TULSA, Okla. (AP) -- Police believe the same attacker or attackers are behind a series of early-morning shootings in which three people were killed and two others were critically wounded within a three-mile span of north Tulsa.
Homicide detective Sgt. Dave Walker said investigators don't have the results of forensic tests yet, but police think the early Friday morning shootings are linked because they happened around the same time in the same general area and all five victims were out walking when they were shot.
Police don't believe the victims knew one another and are trying to determine the circumstances behind the killings.
All five victims are black, and black community leaders met Friday evening in an effort to calm unrest and promote safety. NAACP Tulsa president, the Rev. Warren Blakney Sr., told the Tulsa World someone appeared to be "targeting black people to shoot."
"I'm on edge for my people," Blakney said.
Four shooting victims were found in yards, and the fifth in a street. Police identified those killed as Dannaer Fields, 49, Bobby Clark, 54, and William Allen, 31. Fields was found wounded about 1 a.m. Friday, Clarke was found in a street about an hour later, and Allen was discovered in the yard of a funeral home about 8:30 a.m.
Minutes after Fields was found, police found two men with gunshot wounds in another yard two blocks away. They were taken to hospitals in critical condition but expected to survive, police said. Their names have not been released.
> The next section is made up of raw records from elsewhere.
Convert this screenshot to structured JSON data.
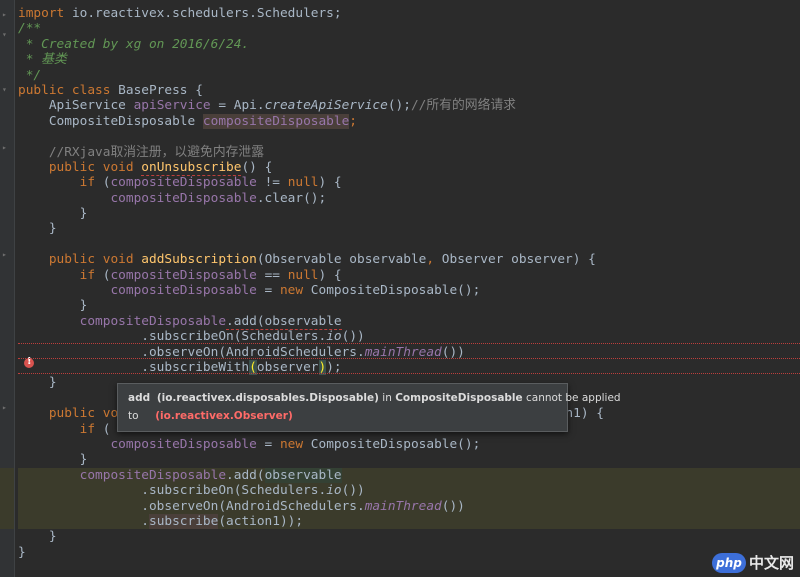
{
  "code": {
    "l1_import": "import",
    "l1_rest": " io.reactivex.schedulers.Schedulers;",
    "l2": "/**",
    "l3": " * Created by xg on 2016/6/24.",
    "l4": " * 基类",
    "l5": " */",
    "l6_kw": "public class",
    "l6_rest": " BasePress {",
    "l7_type": "    ApiService ",
    "l7_field": "apiService",
    "l7_eq": " = Api.",
    "l7_call": "createApiService",
    "l7_end": "();",
    "l7_comment": "//所有的网络请求",
    "l8_type": "    CompositeDisposable ",
    "l8_field": "compositeDisposable",
    "l8_end": ";",
    "l10_comment": "    //RXjava取消注册，以避免内存泄露",
    "l11_kw": "    public void ",
    "l11_fn": "onUnsubscribe",
    "l11_end": "() {",
    "l12_kw": "        if ",
    "l12_open": "(",
    "l12_field": "compositeDisposable",
    "l12_op": " != ",
    "l12_null": "null",
    "l12_end": ") {",
    "l13_field": "            compositeDisposable",
    "l13_end": ".clear();",
    "l14": "        }",
    "l15": "    }",
    "l17_kw": "    public void ",
    "l17_fn": "addSubscription",
    "l17_args": "(Observable observable",
    "l17_comma": ", ",
    "l17_args2": "Observer observer) {",
    "l18_kw": "        if ",
    "l18_open": "(",
    "l18_field": "compositeDisposable",
    "l18_op": " == ",
    "l18_null": "null",
    "l18_end": ") {",
    "l19_field": "            compositeDisposable",
    "l19_eq": " = ",
    "l19_new": "new",
    "l19_end": " CompositeDisposable();",
    "l20": "        }",
    "l21_field": "        compositeDisposable",
    "l21_end": ".add(observable",
    "l22_pre": "                .subscribeOn(Schedulers.",
    "l22_io": "io",
    "l22_end": "())",
    "l23_pre": "                .observeOn(AndroidSchedulers.",
    "l23_main": "mainThread",
    "l23_end": "())",
    "l24_pre": "                .subscribeWith",
    "l24_p1": "(",
    "l24_mid": "observer",
    "l24_p2": ")",
    "l24_end": ");",
    "l25": "    }",
    "l27_kw": "    public vo",
    "l27_tail": "ion1) {",
    "l28_kw": "        if ",
    "l28_open": "(",
    "l29_field": "            compositeDisposable",
    "l29_eq": " = ",
    "l29_new": "new",
    "l29_end": " CompositeDisposable();",
    "l30": "        }",
    "l31_field": "        compositeDisposable",
    "l31_add": ".add(",
    "l31_obs": "observable",
    "l32_pre": "                .subscribeOn(Schedulers.",
    "l32_io": "io",
    "l32_end": "())",
    "l33_pre": "                .observeOn(AndroidSchedulers.",
    "l33_main": "mainThread",
    "l33_end": "())",
    "l34_pre": "                .",
    "l34_sub": "subscribe",
    "l34_end": "(action1));",
    "l35": "    }",
    "l36": "}"
  },
  "tooltip": {
    "method": "add",
    "param": "(io.reactivex.disposables.Disposable)",
    "in": " in ",
    "cls": "CompositeDisposable",
    "msg": " cannot be applied",
    "to": "to",
    "arg": "(io.reactivex.Observer)"
  },
  "watermark": {
    "logo": "php",
    "text": "中文网"
  },
  "colors": {
    "background": "#2b2b2b",
    "keyword": "#cc7832",
    "field": "#9876aa",
    "method": "#ffc66d",
    "error": "#bc3f3c"
  }
}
Police Capt. Steve Odom said in his 30 years with the police department, he'd never seen so many shootings happen in such a short time.
Walker said detectives interviewed people Friday afternoon in the neighborhoods where the shootings happened and believe a white man driving a white pickup truck may have been involved.
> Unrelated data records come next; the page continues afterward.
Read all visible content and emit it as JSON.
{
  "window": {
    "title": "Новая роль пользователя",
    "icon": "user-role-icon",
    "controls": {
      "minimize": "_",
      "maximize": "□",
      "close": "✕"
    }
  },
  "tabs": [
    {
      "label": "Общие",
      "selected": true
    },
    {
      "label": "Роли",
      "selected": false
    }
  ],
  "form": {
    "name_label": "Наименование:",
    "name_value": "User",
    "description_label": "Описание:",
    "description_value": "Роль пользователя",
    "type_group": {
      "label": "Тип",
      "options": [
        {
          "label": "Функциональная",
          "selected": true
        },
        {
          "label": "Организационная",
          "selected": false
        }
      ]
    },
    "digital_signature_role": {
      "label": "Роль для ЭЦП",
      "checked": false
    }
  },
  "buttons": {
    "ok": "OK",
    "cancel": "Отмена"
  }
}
Tulsa City Councilor Jack Henderson urged people to be cautious but not let "some crazy, deranged person mess up their weekend."
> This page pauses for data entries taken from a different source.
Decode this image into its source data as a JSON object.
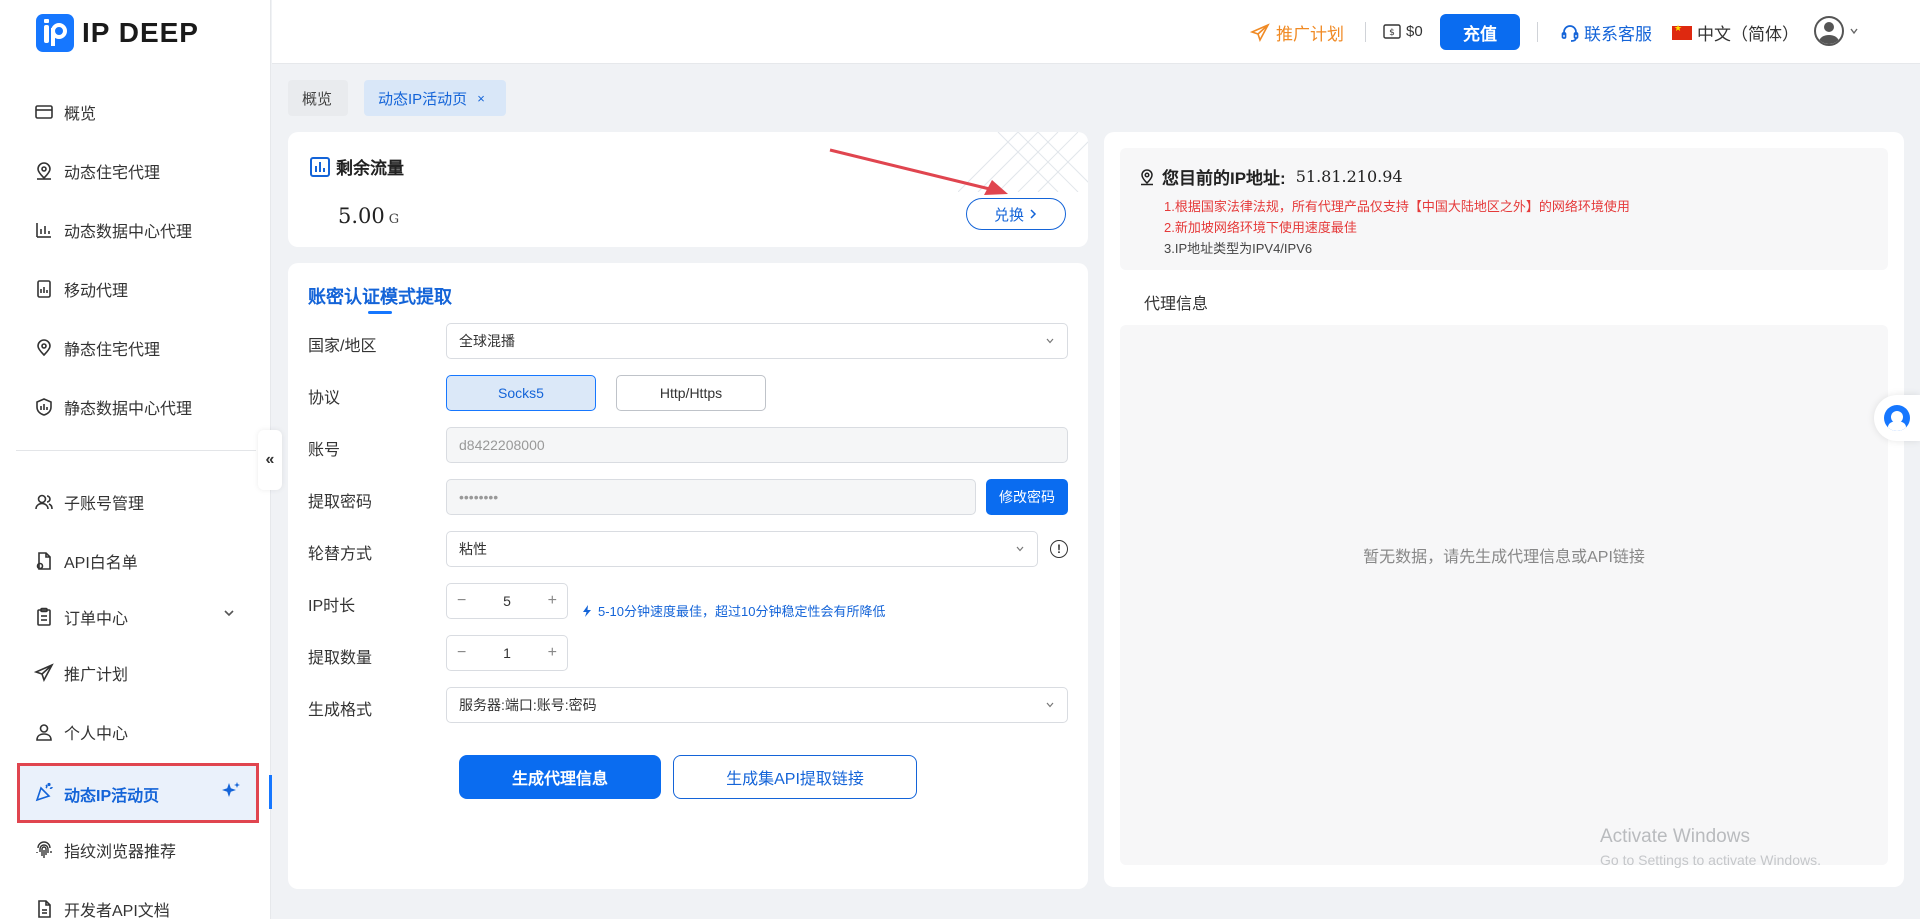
{
  "brand": {
    "name": "IP DEEP"
  },
  "sidebar": {
    "items": [
      {
        "label": "概览",
        "icon": "overview-icon"
      },
      {
        "label": "动态住宅代理",
        "icon": "location-icon"
      },
      {
        "label": "动态数据中心代理",
        "icon": "datacenter-icon"
      },
      {
        "label": "移动代理",
        "icon": "mobile-icon"
      },
      {
        "label": "静态住宅代理",
        "icon": "pin-icon"
      },
      {
        "label": "静态数据中心代理",
        "icon": "shield-icon"
      },
      {
        "label": "子账号管理",
        "icon": "users-icon"
      },
      {
        "label": "API白名单",
        "icon": "document-icon"
      },
      {
        "label": "订单中心",
        "icon": "clipboard-icon"
      },
      {
        "label": "推广计划",
        "icon": "send-icon"
      },
      {
        "label": "个人中心",
        "icon": "user-icon"
      },
      {
        "label": "动态IP活动页",
        "icon": "party-icon",
        "active": true
      },
      {
        "label": "指纹浏览器推荐",
        "icon": "fingerprint-icon"
      },
      {
        "label": "开发者API文档",
        "icon": "doc-icon"
      }
    ],
    "collapse_glyph": "«"
  },
  "header": {
    "promo": "推广计划",
    "balance": "$0",
    "recharge": "充值",
    "support": "联系客服",
    "language": "中文（简体）"
  },
  "tabs": [
    {
      "label": "概览"
    },
    {
      "label": "动态IP活动页",
      "close": "×"
    }
  ],
  "flow": {
    "title": "剩余流量",
    "value": "5.00",
    "unit": "G",
    "exchange": "兑换"
  },
  "form": {
    "title": "账密认证模式提取",
    "country_label": "国家/地区",
    "country_value": "全球混播",
    "protocol_label": "协议",
    "protocol_options": [
      "Socks5",
      "Http/Https"
    ],
    "account_label": "账号",
    "account_value": "d8422208000",
    "password_label": "提取密码",
    "password_value": "••••••••",
    "change_password": "修改密码",
    "rotation_label": "轮替方式",
    "rotation_value": "粘性",
    "info_glyph": "!",
    "duration_label": "IP时长",
    "duration_value": "5",
    "duration_tip": "5-10分钟速度最佳，超过10分钟稳定性会有所降低",
    "quantity_label": "提取数量",
    "quantity_value": "1",
    "format_label": "生成格式",
    "format_value": "服务器:端口:账号:密码",
    "generate": "生成代理信息",
    "generate_api": "生成集API提取链接"
  },
  "ip_panel": {
    "title": "您目前的IP地址:",
    "address": "51.81.210.94",
    "notes": [
      "1.根据国家法律法规，所有代理产品仅支持【中国大陆地区之外】的网络环境使用",
      "2.新加坡网络环境下使用速度最佳",
      "3.IP地址类型为IPV4/IPV6"
    ],
    "proxy_label": "代理信息",
    "empty": "暂无数据，请先生成代理信息或API链接"
  },
  "watermark": {
    "line1": "Activate Windows",
    "line2": "Go to Settings to activate Windows."
  },
  "colors": {
    "primary": "#0a6cf0",
    "accent_orange": "#f08a24",
    "warning_red": "#e53a3a",
    "highlight_border": "#e0454f"
  }
}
"There's no need to become a vigilante," Henderson said, adding that he has been assured police are working on the case as a "24/7 round-the-clock deal."